On April 20, 1997, at 1615 central daylight time, a Boeing 747-300 airplane, Dutch registration PHBUL, collided with another airplane while taxiing for takeoff at the Houston Intercontinental Airport, near Houston, Texas. The airplane was being operated by the Royal Dutch Airlines as KLM Flight 662 under Tittle 14 CFR Part 129, at the time of the incident. None of the 284 passengers, 10 flight attendants, or the 5 flight crewmembers were injured. Visual meteorological conditions prevailed for the scheduled international flight for which an IFR flight plan was filed. KLM Flight 662 was originating at the time of the incident, with Amsterdam, The Netherlands, at its intended destination.

According to Air Traffic Control (ATC) personnel at the airport, an Air France Boeing 767 was number one in sequence for takeoff at the runup area for runway 14L. The Air France flight reported to ATC that they were not ready for takeoff; however, they did not state the reason for their delay. ATC asked KLM flight 662, which was number two for departure, if they were able to taxi around the Air France Boeing 767 which was standing on the right side of the KLM Boeing 747. The KLM crew answered that they were able to taxi around and they were subsequently cleared by ATC to taxi into position and hold for departure on 14L.
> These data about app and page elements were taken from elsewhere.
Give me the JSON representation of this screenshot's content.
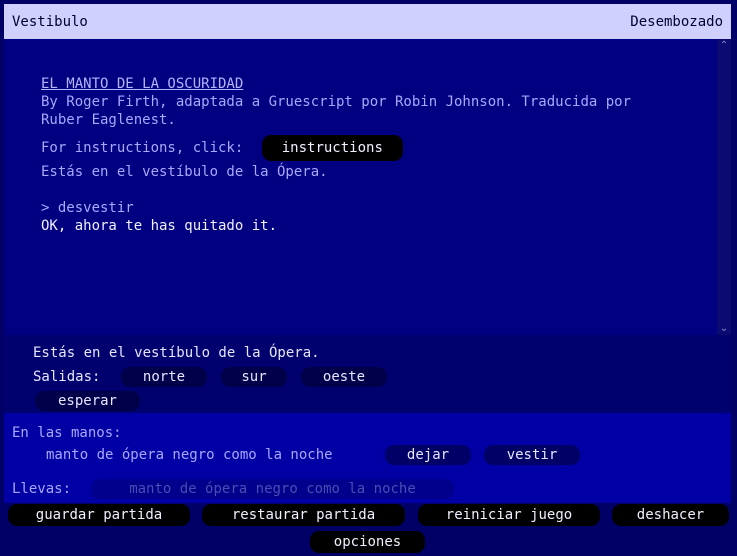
{
  "status": {
    "location": "Vestibulo",
    "state": "Desembozado"
  },
  "story": {
    "title": "EL MANTO DE LA OSCURIDAD",
    "credits": "By Roger Firth, adaptada a Gruescript por Robin Johnson. Traducida por Ruber Eaglenest.",
    "instructions_prompt": "For instructions, click:",
    "instructions_button": "instructions",
    "intro": "Estás en el vestíbulo de la Ópera.",
    "command": "> desvestir",
    "response": "OK, ahora te has quitado it."
  },
  "room": {
    "description": "Estás en el vestíbulo de la Ópera.",
    "exits_label": "Salidas:",
    "exits": [
      "norte",
      "sur",
      "oeste"
    ],
    "wait_button": "esperar"
  },
  "inventory": {
    "held_label": "En las manos:",
    "held_item": "manto de ópera negro como la noche",
    "held_actions": [
      "dejar",
      "vestir"
    ],
    "worn_label": "Llevas:",
    "worn_item": "manto de ópera negro como la noche"
  },
  "menu": {
    "save": "guardar partida",
    "restore": "restaurar partida",
    "restart": "reiniciar juego",
    "undo": "deshacer",
    "options": "opciones"
  },
  "colors": {
    "background": "#000066",
    "status_bar": "#d0d0ff",
    "story_bg": "#000080",
    "inventory_bg": "#0000a4",
    "text": "#a8a8ff"
  }
}
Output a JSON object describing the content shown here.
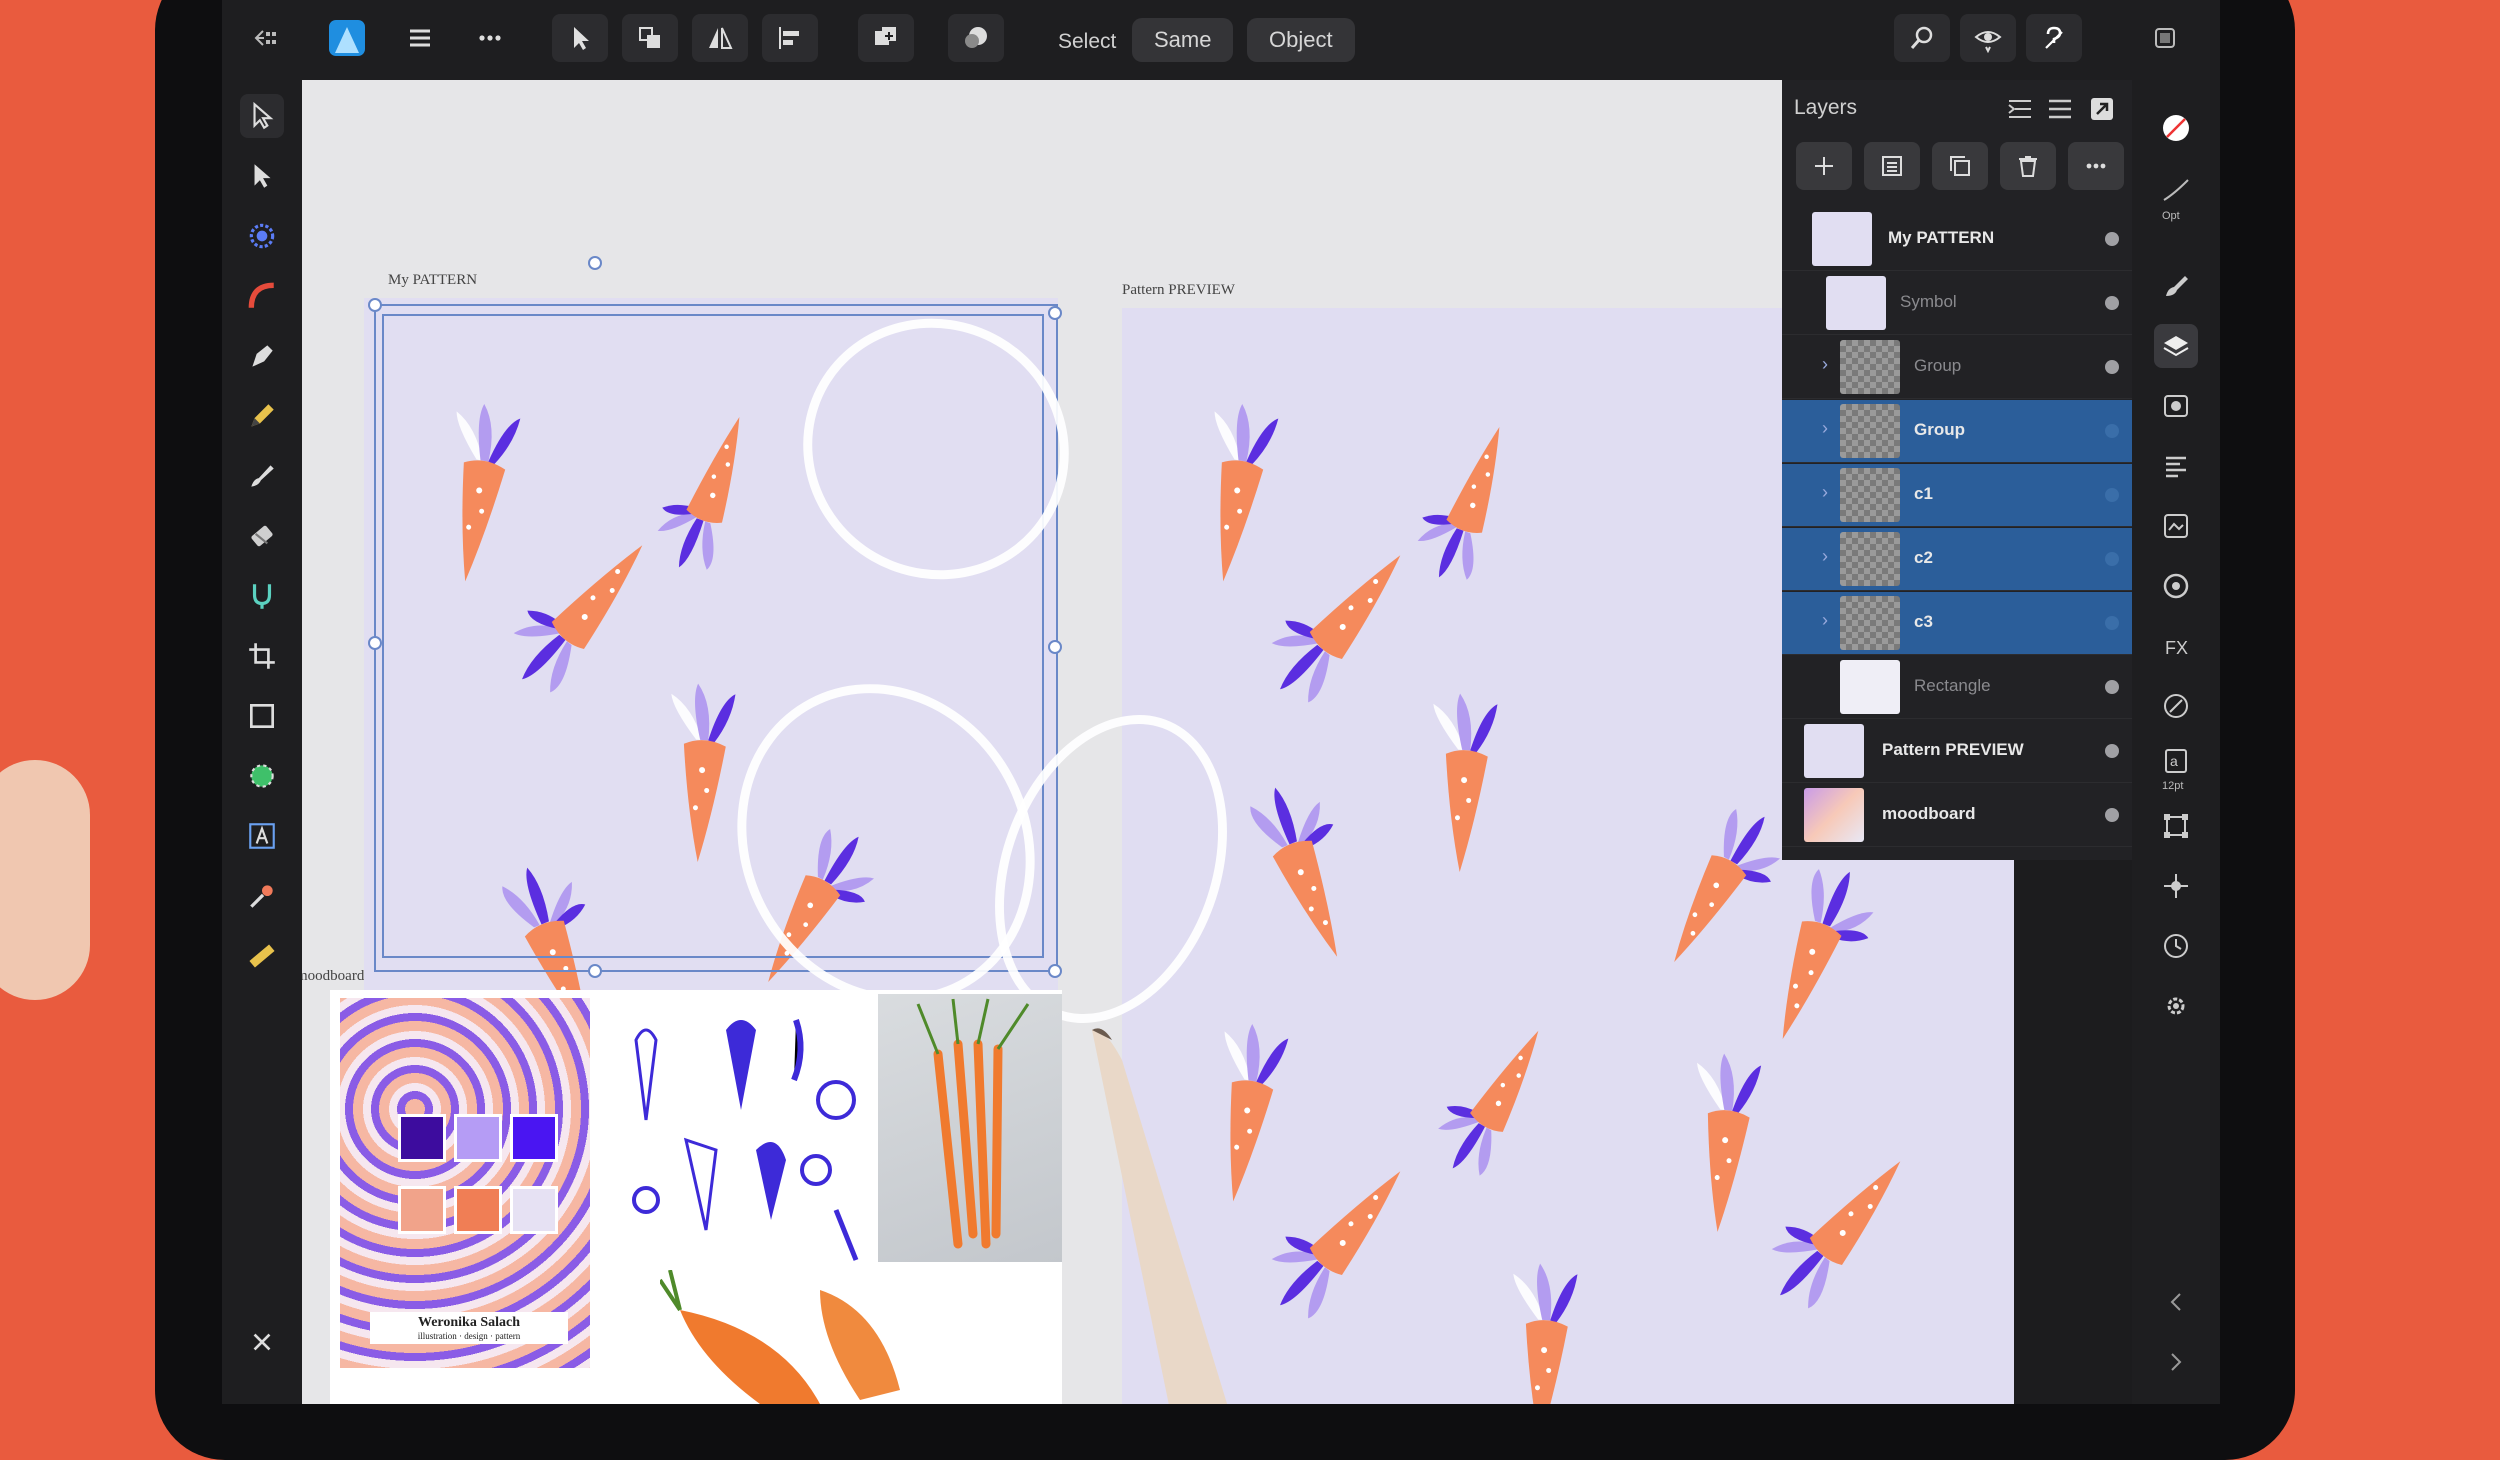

The first officer of the KLM 747 stated that the flight crew was aware of the close clearance between the two wing tips and they "taxied slowly and cautiously" slightly to the left of the yellow taxi line. The first officer stated that he remarked "we were clear" as he watched out his window on the right side of the cockpit. A couple seconds after the "all clear" the crew reported that a "slight bump" was felt which they attributed to a bump on the taxiway.

While taxiing around the standing Air France Boeing 767, the extended right outboard leading edge flap from the KLM 747 impacted the left wing tip of the Air France 767, resulting in minor damage to both airplanes. The flight crew of the Air France's 767 reported the collision to ATC by radio.

Airport operations personnel reported that no fuel was spilled from either aircraft and both airplanes taxied back to their respective gates in the international ramp where all passengers were deplaned without further incident. Air France's maintenance personnel replaced the left wing navigation light assembly from the Boeing 767 and the airplane was released, departing Houston approximately 3 hours after the their scheduled departure time.

Damage to the KLM Boeing 747 was limited to the leading edge of the outboard leading edge flap and the flap actuator. According to the FAA inspector at the site, the wing tip is visible from the first officer's station in the cockpit of the 747. Additionally, the FAA inspector reported that the side window was crazed.

The scheduled departure time for KLM Flight 662 was 1540. The visibility at the time of the incident was reported in excess of 10 nautical miles without restrictions.

Use your browsers 'back' function to return to synopsis
Return to Query Page